It comes shortly after the US Food and Drug Administration asked states to temporarily suspend the use of J & J’s vaccine “out of caution” after six cases of bleeding disorder were detected from more than 6.8 million shot doses.
All six cases in the United States occurred in women between the ages of 18 and 48, with symptoms developing six to 13 days after receiving the shot. The FDA said one woman died from complications from blood clotting and another was in critical condition.
The European Medicines Agency has currently investigated all reported cases and will decide whether regulatory action is required.
“The EMA is currently accelerating this assessment and is currently expecting to issue a recommendation next week,” the European Medicines Agency said in a statement.
“During the ongoing review, the EMA continues to believe that the vaccine’s benefits in preventing COVID-19 outweigh the risks of side effects.”

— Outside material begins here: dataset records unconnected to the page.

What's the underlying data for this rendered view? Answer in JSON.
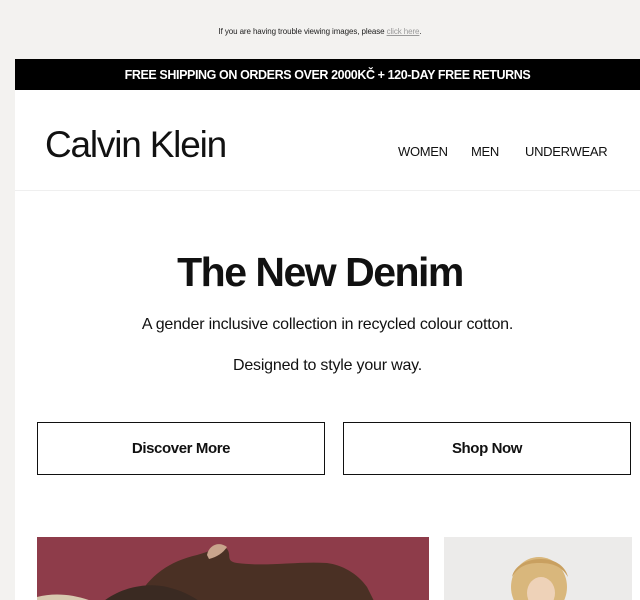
{
  "preheader": {
    "text": "If you are having trouble viewing images, please ",
    "link": "click here"
  },
  "promo": {
    "text": "FREE SHIPPING ON ORDERS OVER 2000KČ + 120-DAY FREE RETURNS"
  },
  "header": {
    "logo": "Calvin Klein",
    "nav": [
      "WOMEN",
      "MEN",
      "UNDERWEAR"
    ]
  },
  "hero": {
    "title": "The New Denim",
    "subtitle": "A gender inclusive collection in recycled colour cotton.",
    "subtitle2": "Designed to style your way."
  },
  "buttons": {
    "discover": "Discover More",
    "shop": "Shop Now"
  },
  "colors": {
    "promo_bar": "#000000",
    "image_left_bg": "#8e3c4a",
    "image_right_bg": "#ecebea"
  }
}
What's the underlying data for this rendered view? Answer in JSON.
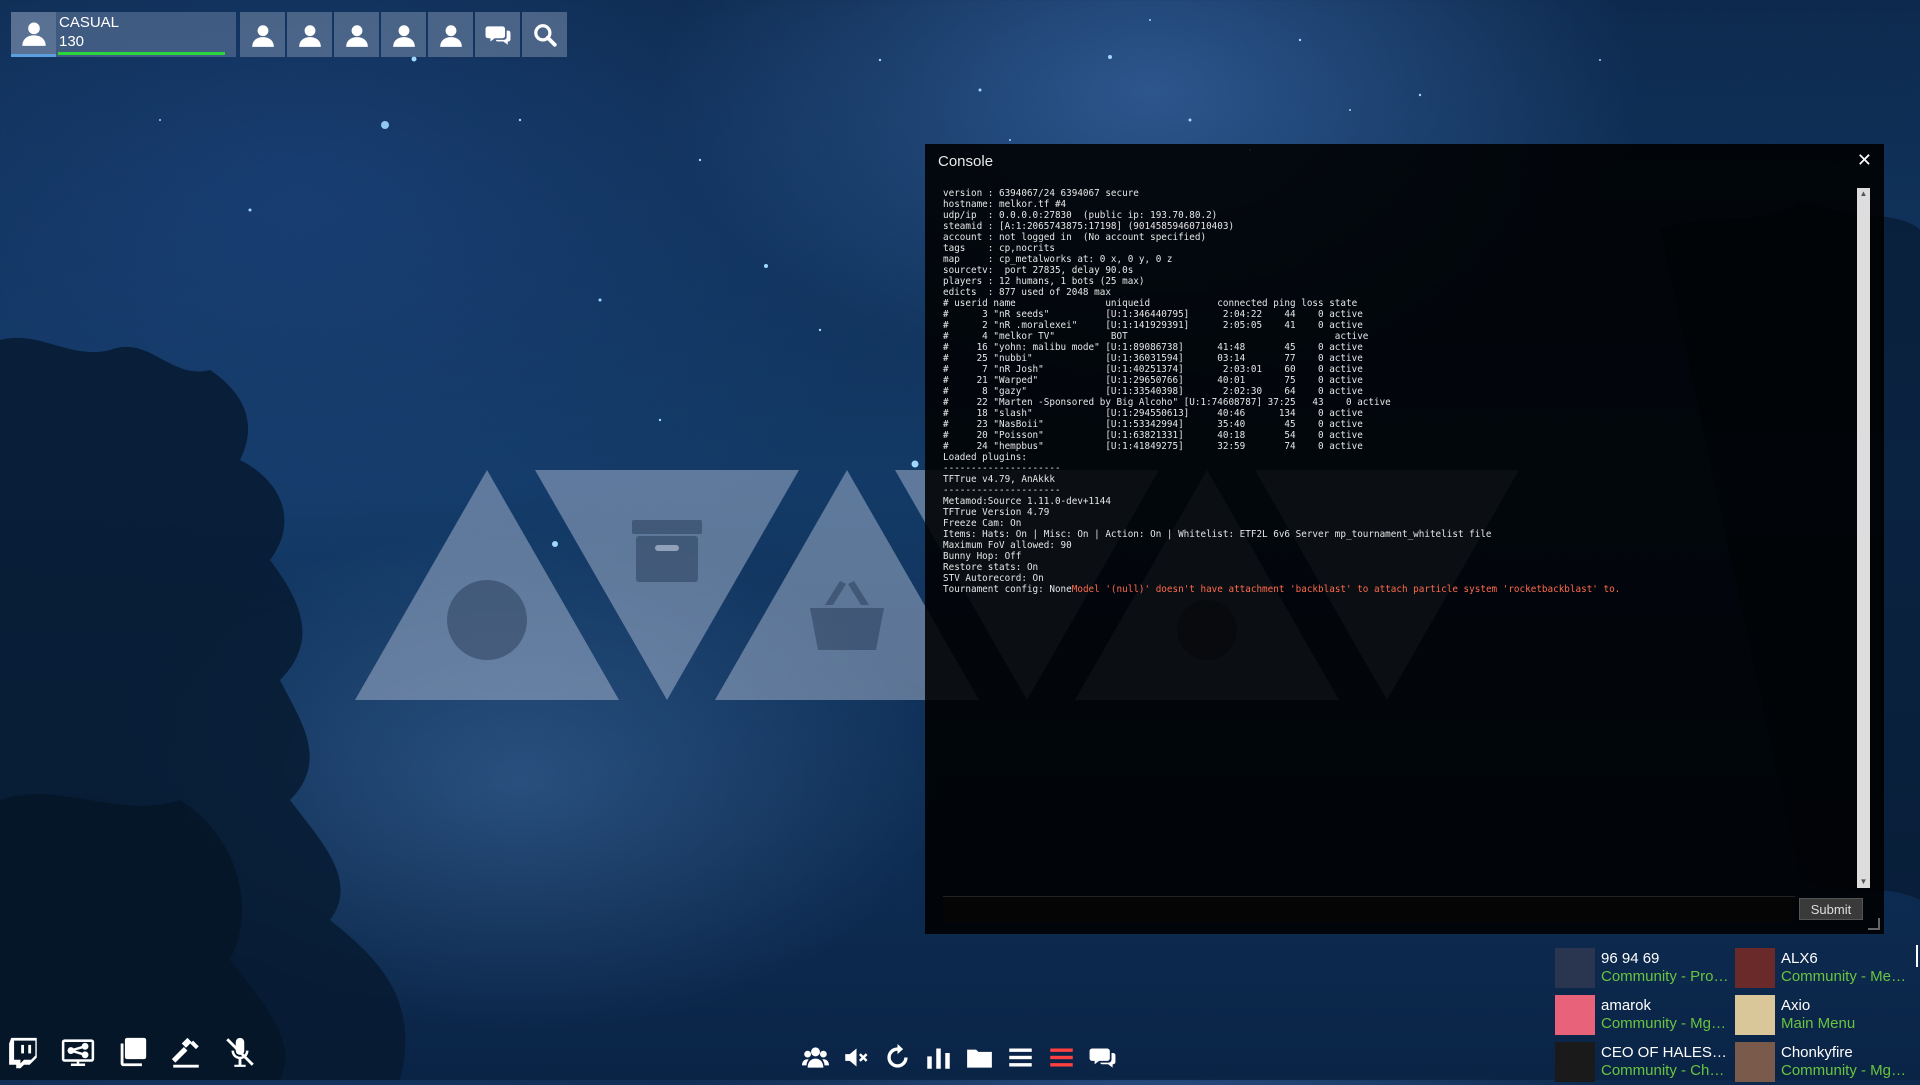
{
  "profile": {
    "mode": "CASUAL",
    "level": "130",
    "xp_fraction": 0.93
  },
  "topbar": {
    "icons": [
      "party-member-icon",
      "party-member-icon",
      "party-member-icon",
      "party-member-icon",
      "party-member-icon",
      "chat-icon",
      "search-icon"
    ]
  },
  "console": {
    "title": "Console",
    "close": "✕",
    "lines": [
      "version : 6394067/24 6394067 secure",
      "hostname: melkor.tf #4",
      "udp/ip  : 0.0.0.0:27830  (public ip: 193.70.80.2)",
      "steamid : [A:1:2065743875:17198] (90145859460710403)",
      "account : not logged in  (No account specified)",
      "tags    : cp,nocrits",
      "map     : cp_metalworks at: 0 x, 0 y, 0 z",
      "sourcetv:  port 27835, delay 90.0s",
      "players : 12 humans, 1 bots (25 max)",
      "edicts  : 877 used of 2048 max",
      "# userid name                uniqueid            connected ping loss state",
      "#      3 \"nR seeds\"          [U:1:346440795]      2:04:22    44    0 active",
      "#      2 \"nR .moralexei\"     [U:1:141929391]      2:05:05    41    0 active",
      "#      4 \"melkor TV\"          BOT                                     active",
      "#     16 \"yohn: malibu mode\" [U:1:89086738]      41:48       45    0 active",
      "#     25 \"nubbi\"             [U:1:36031594]      03:14       77    0 active",
      "#      7 \"nR Josh\"           [U:1:40251374]       2:03:01    60    0 active",
      "#     21 \"Warped\"            [U:1:29650766]      40:01       75    0 active",
      "#      8 \"gazy\"              [U:1:33540398]       2:02:30    64    0 active",
      "#     22 \"Marten -Sponsored by Big Alcoho\" [U:1:74608787] 37:25   43    0 active",
      "#     18 \"slash\"             [U:1:294550613]     40:46      134    0 active",
      "#     23 \"NasBoii\"           [U:1:53342994]      35:40       45    0 active",
      "#     20 \"Poisson\"           [U:1:63821331]      40:18       54    0 active",
      "#     24 \"hempbus\"           [U:1:41849275]      32:59       74    0 active",
      "Loaded plugins:",
      "---------------------",
      "TFTrue v4.79, AnAkkk",
      "---------------------",
      "Metamod:Source 1.11.0-dev+1144",
      "TFTrue Version 4.79",
      "Freeze Cam: On",
      "Items: Hats: On | Misc: On | Action: On | Whitelist: ETF2L 6v6 Server mp_tournament_whitelist file",
      "Maximum FoV allowed: 90",
      "Bunny Hop: Off",
      "Restore stats: On",
      "STV Autorecord: On"
    ],
    "last_line_prefix": "Tournament config: None",
    "last_line_error": "Model '(null)' doesn't have attachment 'backblast' to attach particle system 'rocketbackblast' to.",
    "input_value": "",
    "submit_label": "Submit",
    "scroll_up": "▲",
    "scroll_down": "▼"
  },
  "menu_triangles": [
    "globe-icon",
    "inventory-box-icon",
    "shop-basket-icon",
    "menu-icon-4",
    "gear-icon",
    "menu-icon-6"
  ],
  "bottom_left_icons": [
    "twitch-icon",
    "server-browser-icon",
    "copy-windows-icon",
    "hammer-icon",
    "mute-mic-icon"
  ],
  "bottom_center_icons": [
    "friends-icon",
    "mute-sound-icon",
    "reload-icon",
    "stats-icon",
    "folder-icon",
    "list-icon",
    "menu-red-icon",
    "chat-icon"
  ],
  "accent_red": "#ff4040",
  "friends": [
    {
      "name": "96 94 69",
      "status": "Community - Proc...",
      "avatar_color": "#2a3550"
    },
    {
      "name": "ALX6",
      "status": "Community - Meta...",
      "avatar_color": "#6b2a2a"
    },
    {
      "name": "amarok",
      "status": "Community - Mge ...",
      "avatar_color": "#e8627a"
    },
    {
      "name": "Axio",
      "status": "Main Menu",
      "avatar_color": "#d9c79a"
    },
    {
      "name": "CEO OF HALES O...",
      "status": "Community - Cha...",
      "avatar_color": "#1a1a1a"
    },
    {
      "name": "Chonkyfire",
      "status": "Community - Mge ...",
      "avatar_color": "#7a5a4a"
    }
  ]
}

South Africa has stopped the launch of the shot while J&J has announced it is “proactively delaying” delivery of its vaccine to Europe, which began last week.
The vaccine was approved in the EU on March 11, but widespread use of the shot has not yet started.
“Right now, these adverse events seem extremely rare,” the FDA said on Tuesday in a joint statement with the Centers for Disease Control and Prevention. “The safety of COVID-19 vaccines is a top priority for the federal government and we take all reports of health problems following COVID-19 vaccination very seriously.”
Last week, the European Medicines Agency said it had identified a possible link between the coronavirus vaccine developed by AstraZeneca and Oxford University and rare blood clotting problems. AstraZeneca has not received approval for use in the United States
Oxford-AstraZeneca and J&J vaccines work in a similar way, and both use an adenovirus, a common type of virus that typically causes mild cold symptoms.